Component data from apps and pages:
---*---

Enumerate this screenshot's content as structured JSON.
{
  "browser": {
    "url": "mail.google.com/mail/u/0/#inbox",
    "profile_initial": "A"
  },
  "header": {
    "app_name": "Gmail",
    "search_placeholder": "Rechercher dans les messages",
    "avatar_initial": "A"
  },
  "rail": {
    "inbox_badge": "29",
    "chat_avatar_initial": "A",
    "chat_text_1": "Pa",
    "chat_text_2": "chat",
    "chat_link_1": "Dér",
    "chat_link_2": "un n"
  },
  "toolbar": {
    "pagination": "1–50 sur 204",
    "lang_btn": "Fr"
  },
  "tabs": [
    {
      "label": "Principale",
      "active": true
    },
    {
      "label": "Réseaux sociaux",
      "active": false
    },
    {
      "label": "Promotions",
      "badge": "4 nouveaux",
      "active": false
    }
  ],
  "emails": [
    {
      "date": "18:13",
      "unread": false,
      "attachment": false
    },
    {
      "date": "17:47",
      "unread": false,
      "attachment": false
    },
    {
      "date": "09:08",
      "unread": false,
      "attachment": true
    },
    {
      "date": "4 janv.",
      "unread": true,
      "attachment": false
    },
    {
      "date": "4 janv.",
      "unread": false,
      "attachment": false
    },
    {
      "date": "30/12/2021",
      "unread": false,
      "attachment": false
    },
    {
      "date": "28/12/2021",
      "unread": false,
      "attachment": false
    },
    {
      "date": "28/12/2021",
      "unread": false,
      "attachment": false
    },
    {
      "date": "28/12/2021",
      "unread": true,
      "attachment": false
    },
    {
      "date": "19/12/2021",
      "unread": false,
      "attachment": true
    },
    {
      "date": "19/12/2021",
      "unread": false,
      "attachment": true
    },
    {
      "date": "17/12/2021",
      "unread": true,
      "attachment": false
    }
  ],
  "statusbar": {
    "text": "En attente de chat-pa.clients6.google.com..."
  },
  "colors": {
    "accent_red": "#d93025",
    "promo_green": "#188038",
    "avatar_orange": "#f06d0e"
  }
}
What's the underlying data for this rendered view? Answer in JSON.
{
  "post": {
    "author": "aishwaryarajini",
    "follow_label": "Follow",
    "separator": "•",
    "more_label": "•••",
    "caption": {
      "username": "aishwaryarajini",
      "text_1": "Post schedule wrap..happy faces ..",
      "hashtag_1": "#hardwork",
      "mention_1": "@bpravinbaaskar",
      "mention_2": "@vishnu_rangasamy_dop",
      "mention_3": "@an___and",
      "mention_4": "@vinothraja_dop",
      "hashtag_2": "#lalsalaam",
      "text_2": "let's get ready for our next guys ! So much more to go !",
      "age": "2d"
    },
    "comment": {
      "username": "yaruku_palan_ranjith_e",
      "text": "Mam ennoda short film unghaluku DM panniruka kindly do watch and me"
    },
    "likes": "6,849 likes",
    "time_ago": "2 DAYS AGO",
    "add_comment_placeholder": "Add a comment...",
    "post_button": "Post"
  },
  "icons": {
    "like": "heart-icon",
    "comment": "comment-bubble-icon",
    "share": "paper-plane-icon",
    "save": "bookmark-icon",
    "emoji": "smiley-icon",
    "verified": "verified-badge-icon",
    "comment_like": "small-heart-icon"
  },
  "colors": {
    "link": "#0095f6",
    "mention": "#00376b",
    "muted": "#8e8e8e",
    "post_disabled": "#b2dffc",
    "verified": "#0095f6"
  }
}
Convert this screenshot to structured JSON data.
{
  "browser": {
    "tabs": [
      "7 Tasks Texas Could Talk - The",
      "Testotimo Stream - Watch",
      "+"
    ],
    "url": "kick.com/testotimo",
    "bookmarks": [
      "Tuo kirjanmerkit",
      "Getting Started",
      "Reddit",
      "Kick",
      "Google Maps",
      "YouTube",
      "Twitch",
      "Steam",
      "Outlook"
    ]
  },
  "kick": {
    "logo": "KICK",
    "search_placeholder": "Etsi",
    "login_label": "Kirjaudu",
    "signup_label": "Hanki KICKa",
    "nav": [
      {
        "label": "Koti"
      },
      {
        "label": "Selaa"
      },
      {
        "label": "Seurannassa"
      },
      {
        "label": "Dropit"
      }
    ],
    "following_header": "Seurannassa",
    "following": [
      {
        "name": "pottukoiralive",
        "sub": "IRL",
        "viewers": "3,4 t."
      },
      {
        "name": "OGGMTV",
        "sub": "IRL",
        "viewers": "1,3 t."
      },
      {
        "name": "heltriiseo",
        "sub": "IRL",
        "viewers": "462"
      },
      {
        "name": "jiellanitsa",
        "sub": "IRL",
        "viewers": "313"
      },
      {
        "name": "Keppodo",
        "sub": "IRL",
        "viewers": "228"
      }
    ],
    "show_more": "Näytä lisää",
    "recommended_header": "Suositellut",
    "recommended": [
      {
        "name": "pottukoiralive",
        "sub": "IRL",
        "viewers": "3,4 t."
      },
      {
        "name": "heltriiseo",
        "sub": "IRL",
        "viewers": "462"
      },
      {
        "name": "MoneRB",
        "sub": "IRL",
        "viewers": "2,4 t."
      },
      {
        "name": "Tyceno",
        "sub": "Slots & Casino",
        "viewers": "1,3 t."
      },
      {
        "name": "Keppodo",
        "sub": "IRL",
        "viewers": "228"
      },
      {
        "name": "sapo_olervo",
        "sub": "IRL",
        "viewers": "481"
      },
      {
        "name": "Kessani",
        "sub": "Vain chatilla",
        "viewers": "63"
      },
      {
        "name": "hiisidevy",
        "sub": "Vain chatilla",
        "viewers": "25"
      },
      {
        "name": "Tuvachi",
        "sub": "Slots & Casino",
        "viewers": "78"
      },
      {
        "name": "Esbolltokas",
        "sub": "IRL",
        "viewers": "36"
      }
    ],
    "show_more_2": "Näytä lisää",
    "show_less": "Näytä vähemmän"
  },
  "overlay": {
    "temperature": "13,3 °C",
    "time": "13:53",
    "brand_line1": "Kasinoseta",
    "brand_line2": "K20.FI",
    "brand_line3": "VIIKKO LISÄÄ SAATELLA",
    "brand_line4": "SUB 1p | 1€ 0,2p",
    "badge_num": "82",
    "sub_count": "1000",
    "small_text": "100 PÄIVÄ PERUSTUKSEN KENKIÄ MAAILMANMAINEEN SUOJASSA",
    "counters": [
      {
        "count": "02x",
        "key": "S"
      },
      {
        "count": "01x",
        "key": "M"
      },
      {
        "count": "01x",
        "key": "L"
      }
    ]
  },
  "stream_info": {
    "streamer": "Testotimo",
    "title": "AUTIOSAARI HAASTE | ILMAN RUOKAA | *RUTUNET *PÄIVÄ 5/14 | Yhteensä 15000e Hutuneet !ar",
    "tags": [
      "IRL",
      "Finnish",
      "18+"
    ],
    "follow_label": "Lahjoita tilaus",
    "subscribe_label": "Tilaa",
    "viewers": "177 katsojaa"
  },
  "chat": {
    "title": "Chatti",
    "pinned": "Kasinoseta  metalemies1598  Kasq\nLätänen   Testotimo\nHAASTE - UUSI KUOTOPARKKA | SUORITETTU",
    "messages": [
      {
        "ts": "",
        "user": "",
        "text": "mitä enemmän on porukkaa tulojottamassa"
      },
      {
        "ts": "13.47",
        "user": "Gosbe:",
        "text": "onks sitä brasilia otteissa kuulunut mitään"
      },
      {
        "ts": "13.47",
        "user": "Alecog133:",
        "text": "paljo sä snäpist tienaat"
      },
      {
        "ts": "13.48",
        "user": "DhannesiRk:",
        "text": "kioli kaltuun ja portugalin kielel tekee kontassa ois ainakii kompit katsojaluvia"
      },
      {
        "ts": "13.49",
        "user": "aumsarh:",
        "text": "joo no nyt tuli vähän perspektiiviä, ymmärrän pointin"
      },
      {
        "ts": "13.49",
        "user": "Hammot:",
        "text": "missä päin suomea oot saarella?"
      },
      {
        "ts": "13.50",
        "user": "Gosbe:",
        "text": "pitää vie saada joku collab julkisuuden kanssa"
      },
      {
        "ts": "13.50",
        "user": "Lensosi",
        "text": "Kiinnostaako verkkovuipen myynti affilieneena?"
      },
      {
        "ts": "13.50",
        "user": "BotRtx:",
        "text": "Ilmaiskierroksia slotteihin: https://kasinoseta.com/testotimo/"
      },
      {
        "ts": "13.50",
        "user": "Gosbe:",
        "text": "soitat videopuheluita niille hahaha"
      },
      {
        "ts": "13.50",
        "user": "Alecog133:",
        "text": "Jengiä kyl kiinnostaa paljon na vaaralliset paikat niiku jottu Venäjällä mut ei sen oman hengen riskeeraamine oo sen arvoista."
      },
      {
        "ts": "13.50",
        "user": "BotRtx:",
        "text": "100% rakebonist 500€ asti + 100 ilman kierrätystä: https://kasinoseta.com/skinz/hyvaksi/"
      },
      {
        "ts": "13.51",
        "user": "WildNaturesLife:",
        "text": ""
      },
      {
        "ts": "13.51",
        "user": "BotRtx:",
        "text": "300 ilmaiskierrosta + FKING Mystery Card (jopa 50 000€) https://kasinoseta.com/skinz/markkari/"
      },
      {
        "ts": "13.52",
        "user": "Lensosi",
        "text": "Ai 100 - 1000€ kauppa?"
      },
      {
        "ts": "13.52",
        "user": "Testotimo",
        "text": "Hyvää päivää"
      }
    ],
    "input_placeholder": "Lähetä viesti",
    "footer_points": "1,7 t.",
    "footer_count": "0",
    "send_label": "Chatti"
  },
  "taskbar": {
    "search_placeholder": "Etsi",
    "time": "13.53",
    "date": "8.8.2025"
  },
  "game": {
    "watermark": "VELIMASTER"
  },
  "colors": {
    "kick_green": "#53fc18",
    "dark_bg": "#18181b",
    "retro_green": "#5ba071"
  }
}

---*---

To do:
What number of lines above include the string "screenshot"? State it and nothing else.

Task response:
2